Lancaster EPrints

Intercontinental impacts of ozone pollution on human mortality.

Casper-Anenberg, Susan and West, J.Jason and Fiore, Arlene M. and Jaffe, Daniel A. and Prather, Michael J. and Bergmann, Daniel and Cuvelier, Kees and Dentener, Frank J. and Duncan, Bryan N. and Gauss, Michael and Hess, Peter and Jonson, Jan Eiof and Lupu, Alexandru and MacKenzie, Ian A. and Marmer, Elina and Park, Rokjin J. and Sanderson, Michael G. and Schultz, Martin and Shindell, Drew T. and Szopa, Sophie and Vivanco, Marta G. and Wild, Oliver and Zeng, Guang (2009) Intercontinental impacts of ozone pollution on human mortality. Environmental Science and Technology, 43 (17). pp. 6482-6487. ISSN 0013-936X

Full text not available from this repository.

Abstract

Ozone exposure is associated with negative health impacts, including premature mortality. Observations and modeling studies demonstrate that emissions from one continent influence ozone air quality over other continents. We estimate the premature mortalities avoided from surface ozone decreases obtained via combined 20% reductions of anthropogenic nitrogen oxide, non-methane volatile organic compound, and carbon monoxide emissions in North America (NA), East Asia (EA), South Asia (SA), and Europe (EU). We use estimates of ozone responses to these emission changes from several atmospheric chemical transport models combined with a health impact function. Foreign emission reductions contribute approximately 30%, 30%, 20%, and >50% of the mortalities avoided by reducing precursor emissions in all regions together in NA, EA, SA, and EU, respectively. Reducing emissions in NA and EU avoids more mortalities outside the source region than within, owing in part to larger populations in foreign regions. Lowering the global methane abundance by 20% reduces mortality most in SA, followed by EU, EA, and NA. For some source−receptor pairs, there is greater uncertainty in our estimated avoided mortalities associated with the modeled ozone responses to emission changes than with the health impact function parameters.

Item Type: Article
Journal or Publication Title: Environmental Science and Technology
Subjects: G Geography. Anthropology.
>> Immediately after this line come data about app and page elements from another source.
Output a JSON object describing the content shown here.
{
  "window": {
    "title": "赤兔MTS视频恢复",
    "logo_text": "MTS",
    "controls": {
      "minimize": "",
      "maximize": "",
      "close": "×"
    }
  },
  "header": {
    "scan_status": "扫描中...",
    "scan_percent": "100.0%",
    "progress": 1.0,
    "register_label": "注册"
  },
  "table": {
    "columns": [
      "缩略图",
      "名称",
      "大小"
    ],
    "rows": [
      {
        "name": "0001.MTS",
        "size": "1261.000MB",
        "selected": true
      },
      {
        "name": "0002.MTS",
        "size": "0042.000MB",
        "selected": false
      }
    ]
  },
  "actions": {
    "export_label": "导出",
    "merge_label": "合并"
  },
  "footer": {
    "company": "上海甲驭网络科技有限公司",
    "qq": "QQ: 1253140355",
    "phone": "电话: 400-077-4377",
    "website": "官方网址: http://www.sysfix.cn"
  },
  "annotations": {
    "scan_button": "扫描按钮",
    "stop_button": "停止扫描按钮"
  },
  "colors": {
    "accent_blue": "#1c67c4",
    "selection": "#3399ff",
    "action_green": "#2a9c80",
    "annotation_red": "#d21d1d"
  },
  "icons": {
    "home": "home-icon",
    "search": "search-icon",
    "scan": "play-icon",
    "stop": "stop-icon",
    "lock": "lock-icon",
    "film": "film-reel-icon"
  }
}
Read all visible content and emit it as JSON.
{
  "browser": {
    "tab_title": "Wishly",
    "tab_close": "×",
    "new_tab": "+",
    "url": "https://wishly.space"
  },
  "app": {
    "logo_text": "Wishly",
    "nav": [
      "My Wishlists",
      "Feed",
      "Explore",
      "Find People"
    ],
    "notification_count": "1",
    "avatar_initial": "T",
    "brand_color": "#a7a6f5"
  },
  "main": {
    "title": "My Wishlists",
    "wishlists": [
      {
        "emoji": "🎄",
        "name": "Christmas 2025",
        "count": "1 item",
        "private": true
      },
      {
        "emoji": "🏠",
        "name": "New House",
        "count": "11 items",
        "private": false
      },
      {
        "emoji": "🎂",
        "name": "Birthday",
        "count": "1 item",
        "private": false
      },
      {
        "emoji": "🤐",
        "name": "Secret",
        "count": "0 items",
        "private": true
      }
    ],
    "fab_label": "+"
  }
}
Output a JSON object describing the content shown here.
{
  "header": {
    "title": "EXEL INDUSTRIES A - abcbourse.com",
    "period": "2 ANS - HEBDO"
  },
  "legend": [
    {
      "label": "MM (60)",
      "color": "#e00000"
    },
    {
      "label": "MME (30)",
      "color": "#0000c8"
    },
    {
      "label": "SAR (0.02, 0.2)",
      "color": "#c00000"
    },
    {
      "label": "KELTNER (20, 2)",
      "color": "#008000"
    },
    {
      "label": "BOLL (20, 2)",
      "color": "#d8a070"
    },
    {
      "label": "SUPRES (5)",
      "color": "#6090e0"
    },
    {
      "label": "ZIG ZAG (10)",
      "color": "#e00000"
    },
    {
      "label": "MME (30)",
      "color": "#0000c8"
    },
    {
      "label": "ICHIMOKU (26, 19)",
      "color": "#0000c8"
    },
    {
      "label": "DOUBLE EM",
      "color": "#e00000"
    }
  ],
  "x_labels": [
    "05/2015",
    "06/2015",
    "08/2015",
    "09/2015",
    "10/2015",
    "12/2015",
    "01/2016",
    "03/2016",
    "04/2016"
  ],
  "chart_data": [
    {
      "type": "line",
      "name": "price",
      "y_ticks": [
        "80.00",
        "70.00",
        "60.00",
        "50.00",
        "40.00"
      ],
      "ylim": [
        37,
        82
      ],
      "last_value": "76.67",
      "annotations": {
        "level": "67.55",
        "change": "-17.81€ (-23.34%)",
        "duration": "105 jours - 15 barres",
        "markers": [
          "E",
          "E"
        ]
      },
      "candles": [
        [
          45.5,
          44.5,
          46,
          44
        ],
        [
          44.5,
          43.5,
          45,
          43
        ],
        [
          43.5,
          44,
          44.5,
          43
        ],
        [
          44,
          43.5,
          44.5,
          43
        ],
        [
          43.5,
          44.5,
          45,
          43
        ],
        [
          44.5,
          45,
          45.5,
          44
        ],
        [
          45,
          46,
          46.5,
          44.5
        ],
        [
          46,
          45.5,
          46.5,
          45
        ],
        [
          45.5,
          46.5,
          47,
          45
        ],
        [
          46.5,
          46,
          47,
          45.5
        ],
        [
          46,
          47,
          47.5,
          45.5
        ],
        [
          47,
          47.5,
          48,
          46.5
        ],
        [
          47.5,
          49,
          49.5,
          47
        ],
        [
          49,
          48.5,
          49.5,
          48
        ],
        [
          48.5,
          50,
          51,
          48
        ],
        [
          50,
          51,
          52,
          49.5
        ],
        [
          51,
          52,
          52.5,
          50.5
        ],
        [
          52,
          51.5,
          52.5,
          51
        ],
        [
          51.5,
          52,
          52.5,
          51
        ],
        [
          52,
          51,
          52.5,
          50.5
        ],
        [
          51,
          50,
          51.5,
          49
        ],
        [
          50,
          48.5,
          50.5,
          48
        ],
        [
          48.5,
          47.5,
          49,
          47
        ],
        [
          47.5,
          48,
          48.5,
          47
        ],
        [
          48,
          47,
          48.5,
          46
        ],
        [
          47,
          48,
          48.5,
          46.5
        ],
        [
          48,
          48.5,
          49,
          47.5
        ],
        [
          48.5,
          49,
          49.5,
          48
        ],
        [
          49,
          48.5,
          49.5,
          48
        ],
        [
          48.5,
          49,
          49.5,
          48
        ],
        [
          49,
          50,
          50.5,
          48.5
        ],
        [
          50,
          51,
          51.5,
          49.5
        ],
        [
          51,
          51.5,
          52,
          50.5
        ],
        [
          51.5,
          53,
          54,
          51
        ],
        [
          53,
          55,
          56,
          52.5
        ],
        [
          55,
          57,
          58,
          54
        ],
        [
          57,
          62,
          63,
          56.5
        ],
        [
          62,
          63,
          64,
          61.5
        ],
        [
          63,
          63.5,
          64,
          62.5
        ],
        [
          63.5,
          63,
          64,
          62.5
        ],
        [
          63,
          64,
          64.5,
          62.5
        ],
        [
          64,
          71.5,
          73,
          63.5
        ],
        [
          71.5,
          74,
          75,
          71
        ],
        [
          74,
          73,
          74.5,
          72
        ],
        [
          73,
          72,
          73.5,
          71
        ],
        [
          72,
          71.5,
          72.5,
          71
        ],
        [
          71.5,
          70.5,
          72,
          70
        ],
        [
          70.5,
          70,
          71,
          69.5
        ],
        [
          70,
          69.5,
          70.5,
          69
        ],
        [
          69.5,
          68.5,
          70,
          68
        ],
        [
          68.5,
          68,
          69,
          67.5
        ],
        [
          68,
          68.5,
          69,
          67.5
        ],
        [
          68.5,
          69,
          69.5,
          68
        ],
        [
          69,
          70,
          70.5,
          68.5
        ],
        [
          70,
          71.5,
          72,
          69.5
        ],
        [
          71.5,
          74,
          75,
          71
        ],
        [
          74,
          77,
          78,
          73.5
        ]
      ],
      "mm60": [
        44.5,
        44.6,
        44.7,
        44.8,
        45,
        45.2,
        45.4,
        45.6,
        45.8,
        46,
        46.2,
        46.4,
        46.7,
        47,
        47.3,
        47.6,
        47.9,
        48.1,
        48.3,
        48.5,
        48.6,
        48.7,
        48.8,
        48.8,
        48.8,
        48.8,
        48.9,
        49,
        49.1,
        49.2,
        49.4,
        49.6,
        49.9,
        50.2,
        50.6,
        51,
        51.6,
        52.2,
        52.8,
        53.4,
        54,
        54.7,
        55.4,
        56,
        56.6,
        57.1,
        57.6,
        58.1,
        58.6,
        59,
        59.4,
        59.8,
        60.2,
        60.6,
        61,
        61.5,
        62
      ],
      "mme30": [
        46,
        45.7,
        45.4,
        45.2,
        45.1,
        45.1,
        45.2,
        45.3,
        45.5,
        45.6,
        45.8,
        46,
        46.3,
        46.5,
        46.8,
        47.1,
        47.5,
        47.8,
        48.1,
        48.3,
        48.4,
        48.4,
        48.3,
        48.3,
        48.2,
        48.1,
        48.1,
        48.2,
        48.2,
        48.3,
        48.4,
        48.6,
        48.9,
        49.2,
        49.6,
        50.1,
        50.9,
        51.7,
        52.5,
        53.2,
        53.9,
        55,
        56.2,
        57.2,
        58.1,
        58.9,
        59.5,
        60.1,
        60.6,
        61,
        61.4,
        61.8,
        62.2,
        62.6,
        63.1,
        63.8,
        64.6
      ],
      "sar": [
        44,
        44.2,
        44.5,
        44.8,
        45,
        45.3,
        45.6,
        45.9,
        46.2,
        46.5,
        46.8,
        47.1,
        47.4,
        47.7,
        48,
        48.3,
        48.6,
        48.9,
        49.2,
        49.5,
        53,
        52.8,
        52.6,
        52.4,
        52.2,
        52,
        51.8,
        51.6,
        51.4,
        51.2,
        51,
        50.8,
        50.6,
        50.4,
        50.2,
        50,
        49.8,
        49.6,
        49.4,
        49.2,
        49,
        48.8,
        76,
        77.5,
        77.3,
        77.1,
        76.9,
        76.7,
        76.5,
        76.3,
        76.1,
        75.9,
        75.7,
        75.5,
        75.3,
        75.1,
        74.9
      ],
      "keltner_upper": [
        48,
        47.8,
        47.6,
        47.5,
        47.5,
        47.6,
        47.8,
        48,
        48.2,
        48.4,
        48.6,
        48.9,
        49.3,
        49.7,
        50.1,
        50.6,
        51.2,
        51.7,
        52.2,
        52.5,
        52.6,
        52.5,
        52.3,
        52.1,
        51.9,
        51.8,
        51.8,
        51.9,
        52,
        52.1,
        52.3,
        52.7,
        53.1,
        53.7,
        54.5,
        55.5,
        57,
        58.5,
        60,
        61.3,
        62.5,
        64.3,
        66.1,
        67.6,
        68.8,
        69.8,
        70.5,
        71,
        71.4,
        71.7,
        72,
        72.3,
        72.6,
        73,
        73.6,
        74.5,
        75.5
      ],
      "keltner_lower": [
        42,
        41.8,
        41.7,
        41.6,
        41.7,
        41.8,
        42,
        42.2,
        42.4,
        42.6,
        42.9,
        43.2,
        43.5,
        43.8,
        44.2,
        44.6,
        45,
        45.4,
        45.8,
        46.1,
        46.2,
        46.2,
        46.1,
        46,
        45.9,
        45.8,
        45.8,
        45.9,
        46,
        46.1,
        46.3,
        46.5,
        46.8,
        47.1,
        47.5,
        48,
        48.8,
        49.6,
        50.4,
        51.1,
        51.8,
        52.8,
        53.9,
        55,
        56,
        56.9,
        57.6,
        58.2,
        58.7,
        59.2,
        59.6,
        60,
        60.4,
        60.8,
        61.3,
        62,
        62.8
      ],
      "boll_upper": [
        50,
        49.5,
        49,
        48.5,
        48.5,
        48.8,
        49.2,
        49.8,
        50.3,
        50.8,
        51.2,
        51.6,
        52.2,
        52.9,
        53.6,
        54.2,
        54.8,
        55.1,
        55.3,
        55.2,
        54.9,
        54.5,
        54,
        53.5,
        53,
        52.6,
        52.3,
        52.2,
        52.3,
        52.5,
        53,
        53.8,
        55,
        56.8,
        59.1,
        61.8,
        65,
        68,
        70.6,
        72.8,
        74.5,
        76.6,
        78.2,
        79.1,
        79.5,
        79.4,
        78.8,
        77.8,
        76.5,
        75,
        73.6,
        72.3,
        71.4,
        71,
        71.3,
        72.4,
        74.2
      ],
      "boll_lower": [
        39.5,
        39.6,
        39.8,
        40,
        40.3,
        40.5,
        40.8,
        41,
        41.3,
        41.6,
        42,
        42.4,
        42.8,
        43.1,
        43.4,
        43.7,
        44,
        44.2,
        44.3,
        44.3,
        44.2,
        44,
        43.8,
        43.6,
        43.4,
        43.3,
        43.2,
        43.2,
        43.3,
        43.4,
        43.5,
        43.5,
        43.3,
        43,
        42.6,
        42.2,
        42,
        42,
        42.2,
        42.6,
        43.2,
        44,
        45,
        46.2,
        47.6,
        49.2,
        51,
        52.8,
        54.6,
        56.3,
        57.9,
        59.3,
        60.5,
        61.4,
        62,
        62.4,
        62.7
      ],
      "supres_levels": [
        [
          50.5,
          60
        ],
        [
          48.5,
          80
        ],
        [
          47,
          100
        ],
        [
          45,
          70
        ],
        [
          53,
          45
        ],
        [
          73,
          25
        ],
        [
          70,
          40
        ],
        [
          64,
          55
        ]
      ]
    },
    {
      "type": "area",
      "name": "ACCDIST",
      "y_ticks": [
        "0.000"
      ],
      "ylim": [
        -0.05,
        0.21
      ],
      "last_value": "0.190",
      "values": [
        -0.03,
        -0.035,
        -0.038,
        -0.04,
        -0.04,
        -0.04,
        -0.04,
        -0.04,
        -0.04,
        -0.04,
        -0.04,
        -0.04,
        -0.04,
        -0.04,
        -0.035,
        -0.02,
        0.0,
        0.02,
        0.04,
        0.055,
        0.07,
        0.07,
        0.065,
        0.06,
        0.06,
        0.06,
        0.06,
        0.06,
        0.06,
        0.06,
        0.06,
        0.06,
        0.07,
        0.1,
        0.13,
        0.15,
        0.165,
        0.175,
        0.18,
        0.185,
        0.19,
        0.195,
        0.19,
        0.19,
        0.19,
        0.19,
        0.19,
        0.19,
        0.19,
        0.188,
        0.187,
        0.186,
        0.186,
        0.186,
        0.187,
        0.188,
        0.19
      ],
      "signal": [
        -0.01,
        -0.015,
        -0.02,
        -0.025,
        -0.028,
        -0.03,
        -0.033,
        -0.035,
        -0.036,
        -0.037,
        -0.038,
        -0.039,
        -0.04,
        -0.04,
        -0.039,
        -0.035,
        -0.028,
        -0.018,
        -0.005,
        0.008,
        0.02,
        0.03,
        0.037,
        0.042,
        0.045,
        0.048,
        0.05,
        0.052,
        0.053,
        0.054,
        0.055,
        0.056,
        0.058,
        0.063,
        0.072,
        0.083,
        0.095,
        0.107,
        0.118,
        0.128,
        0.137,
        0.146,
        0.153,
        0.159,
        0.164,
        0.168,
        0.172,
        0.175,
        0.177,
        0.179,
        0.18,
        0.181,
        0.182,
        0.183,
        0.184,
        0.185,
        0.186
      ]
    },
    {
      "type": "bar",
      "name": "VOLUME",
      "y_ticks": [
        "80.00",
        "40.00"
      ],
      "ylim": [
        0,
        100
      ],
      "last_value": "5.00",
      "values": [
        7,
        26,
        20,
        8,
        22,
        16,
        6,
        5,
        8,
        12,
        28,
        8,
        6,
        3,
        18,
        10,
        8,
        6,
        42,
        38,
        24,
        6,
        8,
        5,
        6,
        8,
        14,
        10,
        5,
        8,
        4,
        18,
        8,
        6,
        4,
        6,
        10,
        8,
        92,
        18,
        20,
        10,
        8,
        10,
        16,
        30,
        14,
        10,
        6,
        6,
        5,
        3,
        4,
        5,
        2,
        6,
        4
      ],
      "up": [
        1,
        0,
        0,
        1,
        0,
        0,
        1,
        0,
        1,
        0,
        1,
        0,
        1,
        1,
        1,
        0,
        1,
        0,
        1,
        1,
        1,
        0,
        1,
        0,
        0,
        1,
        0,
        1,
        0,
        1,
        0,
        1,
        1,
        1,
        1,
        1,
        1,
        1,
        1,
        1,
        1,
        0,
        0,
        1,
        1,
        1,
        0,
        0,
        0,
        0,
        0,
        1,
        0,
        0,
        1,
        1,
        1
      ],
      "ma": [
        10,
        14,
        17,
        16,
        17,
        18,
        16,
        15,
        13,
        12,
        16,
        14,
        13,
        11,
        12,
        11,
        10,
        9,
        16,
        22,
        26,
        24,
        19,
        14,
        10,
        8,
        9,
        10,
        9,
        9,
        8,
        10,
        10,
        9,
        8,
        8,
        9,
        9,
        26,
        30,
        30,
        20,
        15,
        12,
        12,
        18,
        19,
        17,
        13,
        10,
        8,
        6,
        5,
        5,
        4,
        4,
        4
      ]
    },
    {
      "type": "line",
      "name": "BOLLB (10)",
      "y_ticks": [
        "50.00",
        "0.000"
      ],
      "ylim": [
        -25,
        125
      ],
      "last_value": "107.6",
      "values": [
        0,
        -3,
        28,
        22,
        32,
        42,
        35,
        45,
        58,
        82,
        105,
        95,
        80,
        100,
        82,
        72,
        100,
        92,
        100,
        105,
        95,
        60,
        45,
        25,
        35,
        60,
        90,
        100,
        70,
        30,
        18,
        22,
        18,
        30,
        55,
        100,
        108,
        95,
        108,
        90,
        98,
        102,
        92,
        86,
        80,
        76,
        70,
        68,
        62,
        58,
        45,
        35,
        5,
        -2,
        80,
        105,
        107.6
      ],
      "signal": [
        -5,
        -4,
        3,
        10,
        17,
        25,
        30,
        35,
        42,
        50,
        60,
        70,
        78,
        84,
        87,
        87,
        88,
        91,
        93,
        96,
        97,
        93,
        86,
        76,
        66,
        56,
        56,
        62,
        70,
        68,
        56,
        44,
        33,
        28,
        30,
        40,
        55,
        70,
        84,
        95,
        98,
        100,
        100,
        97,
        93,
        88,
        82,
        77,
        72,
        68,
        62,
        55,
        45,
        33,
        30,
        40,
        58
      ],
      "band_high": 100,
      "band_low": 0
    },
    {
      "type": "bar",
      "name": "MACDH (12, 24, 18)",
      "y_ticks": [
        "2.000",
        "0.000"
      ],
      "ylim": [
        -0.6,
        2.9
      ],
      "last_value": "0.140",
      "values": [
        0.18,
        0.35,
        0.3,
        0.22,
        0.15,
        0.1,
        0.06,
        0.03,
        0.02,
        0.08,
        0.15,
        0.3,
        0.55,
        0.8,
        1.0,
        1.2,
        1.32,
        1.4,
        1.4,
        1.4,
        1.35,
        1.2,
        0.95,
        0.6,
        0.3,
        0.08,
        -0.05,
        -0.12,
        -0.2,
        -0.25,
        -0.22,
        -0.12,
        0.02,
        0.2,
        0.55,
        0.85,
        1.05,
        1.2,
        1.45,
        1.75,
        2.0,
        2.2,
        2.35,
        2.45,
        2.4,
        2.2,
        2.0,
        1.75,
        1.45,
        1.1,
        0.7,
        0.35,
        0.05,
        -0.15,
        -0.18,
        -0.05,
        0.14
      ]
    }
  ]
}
Recreation > GE Environmental Sciences
Departments: Faculty of Science and Technology > Lancaster Environment Centre
ID Code: 30823
Deposited By: Dr Oliver Wild
Deposited On: 08 Dec 2009 09:06
Refereed?: Yes
Published?: Published
Last Modified: 09 Apr 2014 20:30
Identification Number:
URI: http://eprints.lancs.ac.uk/id/eprint/30823

Actions (login required)

View Item